NFL Network's No. 8 pick: QB Drew Brees, Saints
Chandler Jones and Khalil Mack have more sacks over the past three seasons than Miller, but sacks alone don't define Miller. No edge rusher plays the run or has the cat-like athleticism and instincts that make Miller the league's most fiercest and most complete outside linebacker. Teams try their hardest to avoid Miller's side of scrimmage, a testament to his impact on the league.
NFL Network's No. 9 pick: LB Von Miller, Broncos
Only wide receiver in 2017 that managed a 100-yard game against the Jaguars. His name is Antonio Brown. Only nine receivers caught a touchdown pass against the Jags, and none caught more than one. Only one perimeter (non-slot) wideout totaled more than 60 yards against the Jags after Oct. 15. Ramsey, in just his second season, emerged as the NFL's preeminent shutdown corner and he'll only get better.
NFL Network's No. 10 pick: QB Aaron Rodgers, Packers
Another receiver who's virtually unguardable because of his size, speed, and strength. In the past three years, he's had receiving-yard games of 300, 253, 178, 174, 164, 162, and 160. Those are just insane numbers. Good receivers can come and go, but it's hard to find one as physically dominant as Jones.
Geoff Mosher is an award-winning sports reporter, radio host, and TV personality with more than 20 years of experience covering all major sports and leagues.
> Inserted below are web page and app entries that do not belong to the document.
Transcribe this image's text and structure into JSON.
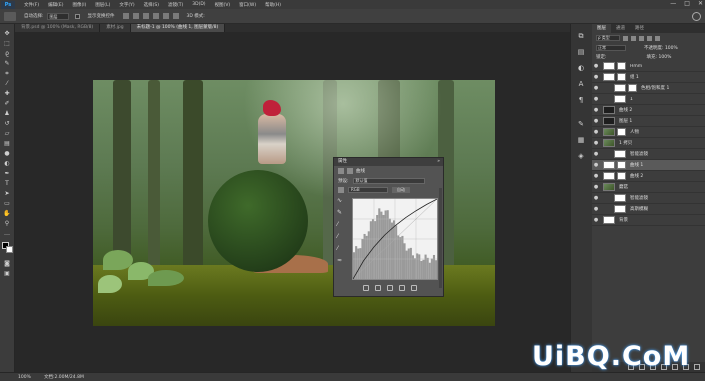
{
  "app": {
    "logo": "Ps",
    "menu": [
      "文件(F)",
      "编辑(E)",
      "图像(I)",
      "图层(L)",
      "文字(Y)",
      "选择(S)",
      "滤镜(T)",
      "3D(D)",
      "视图(V)",
      "窗口(W)",
      "帮助(H)"
    ],
    "window_controls": [
      "—",
      "□",
      "✕"
    ]
  },
  "options": {
    "auto_select_label": "自动选择:",
    "auto_select_value": "图层",
    "show_transform_label": "显示变换控件",
    "mode_3d_label": "3D 模式:"
  },
  "tabs": [
    {
      "label": "背景.psd @ 100% (Mask, RGB/8)",
      "active": false
    },
    {
      "label": "素材.jpg",
      "active": false
    },
    {
      "label": "未标题-1 @ 100% (曲线 1, 图层蒙版/8)",
      "active": true
    }
  ],
  "toolbar": {
    "icons": [
      "move-icon",
      "marquee-icon",
      "lasso-icon",
      "quick-select-icon",
      "crop-icon",
      "eyedropper-icon",
      "healing-icon",
      "brush-icon",
      "clone-stamp-icon",
      "history-brush-icon",
      "eraser-icon",
      "gradient-icon",
      "blur-icon",
      "dodge-icon",
      "pen-icon",
      "type-icon",
      "path-select-icon",
      "rectangle-icon",
      "hand-icon",
      "zoom-icon",
      "more-icon"
    ]
  },
  "properties_panel": {
    "title": "属性",
    "subtitle": "曲线",
    "preset_label": "预设:",
    "preset_value": "默认值",
    "channel_value": "RGB",
    "auto_label": "自动",
    "curve": {
      "input": [
        0,
        32,
        64,
        96,
        128,
        160,
        192,
        224,
        255
      ],
      "output": [
        0,
        58,
        103,
        140,
        170,
        196,
        218,
        238,
        255
      ]
    }
  },
  "layers_panel": {
    "tabs": [
      "图层",
      "通道",
      "路径"
    ],
    "kind_label": "ρ 类型",
    "blend_mode": "正常",
    "opacity_label": "不透明度: 100%",
    "lock_label": "锁定:",
    "fill_label": "填充: 100%",
    "rows": [
      {
        "name": "Hmm",
        "thumb": "white",
        "mask": true,
        "active": false,
        "indent": false
      },
      {
        "name": "组 1",
        "thumb": "white",
        "mask": true,
        "active": false,
        "indent": false
      },
      {
        "name": "色相/饱和度 1",
        "thumb": "white",
        "mask": true,
        "active": false,
        "indent": true
      },
      {
        "name": "1",
        "thumb": "white",
        "mask": false,
        "active": false,
        "indent": true
      },
      {
        "name": "曲线 2",
        "thumb": "dark",
        "mask": false,
        "active": false,
        "indent": false
      },
      {
        "name": "图层 1",
        "thumb": "dark",
        "mask": false,
        "active": false,
        "indent": false
      },
      {
        "name": "人物",
        "thumb": "photo",
        "mask": true,
        "active": false,
        "indent": false
      },
      {
        "name": "1 拷贝",
        "thumb": "photo",
        "mask": false,
        "active": false,
        "indent": false
      },
      {
        "name": "智能滤镜",
        "thumb": "white",
        "mask": false,
        "active": false,
        "indent": true
      },
      {
        "name": "曲线 1",
        "thumb": "white",
        "mask": true,
        "active": true,
        "indent": false
      },
      {
        "name": "曲线 2",
        "thumb": "white",
        "mask": true,
        "active": false,
        "indent": false
      },
      {
        "name": "蘑菇",
        "thumb": "photo",
        "mask": false,
        "active": false,
        "indent": false
      },
      {
        "name": "智能滤镜",
        "thumb": "white",
        "mask": false,
        "active": false,
        "indent": true
      },
      {
        "name": "高斯模糊",
        "thumb": "white",
        "mask": false,
        "active": false,
        "indent": true
      },
      {
        "name": "背景",
        "thumb": "white",
        "mask": false,
        "active": false,
        "indent": false
      }
    ]
  },
  "status": {
    "zoom": "100%",
    "doc_info": "文档:2.00M/24.8M"
  },
  "watermark": "UiBQ.CoM"
}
He also hosts regularly on 97.5 The Fanatic in Philadelphia and co-hosts "The Sports Shop" on Facebook. You can find him on Twitter @GeoffMosherNFL.
(Photos courtesy: Getty Images)